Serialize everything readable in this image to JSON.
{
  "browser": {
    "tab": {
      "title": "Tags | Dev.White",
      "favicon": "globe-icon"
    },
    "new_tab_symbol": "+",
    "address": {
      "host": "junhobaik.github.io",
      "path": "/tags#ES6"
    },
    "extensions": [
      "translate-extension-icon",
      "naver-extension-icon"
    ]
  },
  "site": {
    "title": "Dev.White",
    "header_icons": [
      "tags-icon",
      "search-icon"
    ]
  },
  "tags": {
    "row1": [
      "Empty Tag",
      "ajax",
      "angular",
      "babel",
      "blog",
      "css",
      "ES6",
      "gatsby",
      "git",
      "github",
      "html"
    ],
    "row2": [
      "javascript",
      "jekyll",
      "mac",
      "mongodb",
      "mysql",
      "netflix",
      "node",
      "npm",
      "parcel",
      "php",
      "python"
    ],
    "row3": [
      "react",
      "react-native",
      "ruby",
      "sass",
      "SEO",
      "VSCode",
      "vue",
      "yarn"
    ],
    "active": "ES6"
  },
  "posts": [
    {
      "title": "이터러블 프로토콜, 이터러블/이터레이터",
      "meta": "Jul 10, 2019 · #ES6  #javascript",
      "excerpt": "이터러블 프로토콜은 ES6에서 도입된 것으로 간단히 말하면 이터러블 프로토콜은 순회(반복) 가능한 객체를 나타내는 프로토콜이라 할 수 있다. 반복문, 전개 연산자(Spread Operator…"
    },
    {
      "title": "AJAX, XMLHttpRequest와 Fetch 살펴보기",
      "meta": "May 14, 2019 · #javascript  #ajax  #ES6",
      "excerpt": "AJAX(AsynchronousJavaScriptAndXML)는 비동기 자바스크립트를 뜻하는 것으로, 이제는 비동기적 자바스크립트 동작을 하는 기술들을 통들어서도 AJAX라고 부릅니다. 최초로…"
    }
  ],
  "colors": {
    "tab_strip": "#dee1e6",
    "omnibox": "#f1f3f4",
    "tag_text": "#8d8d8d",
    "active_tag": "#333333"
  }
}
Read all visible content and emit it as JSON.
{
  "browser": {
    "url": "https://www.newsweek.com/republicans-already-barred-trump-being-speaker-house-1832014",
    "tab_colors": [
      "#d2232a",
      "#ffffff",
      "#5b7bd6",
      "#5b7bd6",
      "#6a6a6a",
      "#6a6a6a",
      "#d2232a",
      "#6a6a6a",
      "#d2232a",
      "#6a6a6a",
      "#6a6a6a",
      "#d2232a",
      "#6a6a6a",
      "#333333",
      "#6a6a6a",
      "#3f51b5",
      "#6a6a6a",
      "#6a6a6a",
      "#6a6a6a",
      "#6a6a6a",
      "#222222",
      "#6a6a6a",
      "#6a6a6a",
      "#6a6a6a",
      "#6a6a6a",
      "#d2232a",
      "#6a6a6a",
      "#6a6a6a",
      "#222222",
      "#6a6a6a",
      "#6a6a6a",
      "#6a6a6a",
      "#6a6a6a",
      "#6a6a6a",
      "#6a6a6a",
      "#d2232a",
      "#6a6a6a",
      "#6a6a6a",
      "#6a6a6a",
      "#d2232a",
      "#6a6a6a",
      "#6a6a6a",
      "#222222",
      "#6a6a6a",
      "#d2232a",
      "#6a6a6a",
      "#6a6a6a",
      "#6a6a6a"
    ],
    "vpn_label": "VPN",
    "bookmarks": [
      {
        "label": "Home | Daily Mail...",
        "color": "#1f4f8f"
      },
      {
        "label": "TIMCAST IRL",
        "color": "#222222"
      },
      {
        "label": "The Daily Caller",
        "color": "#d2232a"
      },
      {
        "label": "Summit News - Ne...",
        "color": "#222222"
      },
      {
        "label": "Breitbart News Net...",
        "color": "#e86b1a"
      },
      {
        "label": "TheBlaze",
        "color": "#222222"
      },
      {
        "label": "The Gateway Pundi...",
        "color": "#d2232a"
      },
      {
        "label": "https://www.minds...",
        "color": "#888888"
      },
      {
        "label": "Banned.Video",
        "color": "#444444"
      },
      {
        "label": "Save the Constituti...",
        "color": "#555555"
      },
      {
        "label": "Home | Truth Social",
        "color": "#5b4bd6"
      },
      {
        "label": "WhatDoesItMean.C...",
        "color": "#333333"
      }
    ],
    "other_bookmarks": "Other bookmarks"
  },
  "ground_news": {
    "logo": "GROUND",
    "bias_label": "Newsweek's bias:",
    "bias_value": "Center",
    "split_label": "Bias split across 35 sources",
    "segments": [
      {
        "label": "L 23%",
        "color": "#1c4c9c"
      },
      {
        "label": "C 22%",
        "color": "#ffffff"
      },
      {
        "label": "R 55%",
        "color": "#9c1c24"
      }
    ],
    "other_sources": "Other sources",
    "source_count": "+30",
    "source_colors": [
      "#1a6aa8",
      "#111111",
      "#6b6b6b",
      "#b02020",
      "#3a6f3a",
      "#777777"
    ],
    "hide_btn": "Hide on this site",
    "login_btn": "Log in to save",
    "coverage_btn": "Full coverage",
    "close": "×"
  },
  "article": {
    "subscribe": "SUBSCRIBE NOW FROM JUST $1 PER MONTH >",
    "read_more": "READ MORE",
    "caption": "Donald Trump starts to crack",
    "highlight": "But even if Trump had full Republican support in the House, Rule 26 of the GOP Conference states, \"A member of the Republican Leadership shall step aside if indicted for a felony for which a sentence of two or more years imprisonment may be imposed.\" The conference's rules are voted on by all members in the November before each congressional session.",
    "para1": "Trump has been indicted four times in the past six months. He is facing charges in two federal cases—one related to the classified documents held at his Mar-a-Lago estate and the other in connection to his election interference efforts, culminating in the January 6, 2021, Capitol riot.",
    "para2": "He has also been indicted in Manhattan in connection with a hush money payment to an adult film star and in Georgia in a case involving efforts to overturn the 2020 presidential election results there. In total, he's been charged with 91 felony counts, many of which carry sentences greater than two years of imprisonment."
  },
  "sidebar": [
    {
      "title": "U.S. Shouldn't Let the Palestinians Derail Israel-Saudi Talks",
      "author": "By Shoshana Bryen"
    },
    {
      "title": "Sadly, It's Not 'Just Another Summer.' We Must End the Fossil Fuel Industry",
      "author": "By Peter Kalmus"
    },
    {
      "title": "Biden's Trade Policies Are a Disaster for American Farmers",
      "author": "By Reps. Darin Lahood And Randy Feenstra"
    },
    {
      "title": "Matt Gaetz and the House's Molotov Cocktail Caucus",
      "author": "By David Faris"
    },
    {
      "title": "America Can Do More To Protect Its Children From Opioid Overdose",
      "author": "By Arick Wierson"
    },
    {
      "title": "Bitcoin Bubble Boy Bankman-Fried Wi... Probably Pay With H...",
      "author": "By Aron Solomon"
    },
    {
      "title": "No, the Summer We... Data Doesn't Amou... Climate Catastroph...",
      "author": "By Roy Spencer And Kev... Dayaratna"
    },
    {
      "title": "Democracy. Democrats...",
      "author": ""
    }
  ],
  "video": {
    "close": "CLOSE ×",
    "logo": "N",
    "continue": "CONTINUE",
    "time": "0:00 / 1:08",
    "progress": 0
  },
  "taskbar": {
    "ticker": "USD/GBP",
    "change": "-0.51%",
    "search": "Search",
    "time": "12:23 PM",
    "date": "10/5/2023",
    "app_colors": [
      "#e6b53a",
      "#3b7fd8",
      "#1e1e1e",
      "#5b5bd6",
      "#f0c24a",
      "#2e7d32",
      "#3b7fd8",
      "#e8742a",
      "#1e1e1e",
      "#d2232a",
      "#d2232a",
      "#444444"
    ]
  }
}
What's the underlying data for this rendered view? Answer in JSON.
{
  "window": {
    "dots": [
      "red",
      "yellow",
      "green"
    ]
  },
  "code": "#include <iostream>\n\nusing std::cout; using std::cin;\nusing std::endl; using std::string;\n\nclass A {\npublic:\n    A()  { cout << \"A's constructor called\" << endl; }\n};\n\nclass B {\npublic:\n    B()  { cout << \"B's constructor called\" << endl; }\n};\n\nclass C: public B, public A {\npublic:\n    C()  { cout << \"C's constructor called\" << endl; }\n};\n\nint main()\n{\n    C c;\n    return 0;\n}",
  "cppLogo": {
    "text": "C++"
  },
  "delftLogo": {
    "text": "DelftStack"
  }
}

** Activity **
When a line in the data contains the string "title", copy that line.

** Written reply **
      "title": "Tags | Dev.White",
    "title": "Dev.White",
      "title": "이터러블 프로토콜, 이터러블/이터레이터",
      "title": "AJAX, XMLHttpRequest와 Fetch 살펴보기",
      "title": "U.S. Shouldn't Let the Palestinians Derail Israel-Saudi Talks",
      "title": "Sadly, It's Not 'Just Another Summer.' We Must End the Fossil Fuel Industry",
      "title": "Biden's Trade Policies Are a Disaster for American Farmers",
      "title": "Matt Gaetz and the House's Molotov Cocktail Caucus",
      "title": "America Can Do More To Protect Its Children From Opioid Overdose",
      "title": "Bitcoin Bubble Boy Bankman-Fried Wi... Probably Pay With H...",
      "title": "No, the Summer We... Data Doesn't Amou... Climate Catastroph...",
      "title": "Democracy. Democrats...",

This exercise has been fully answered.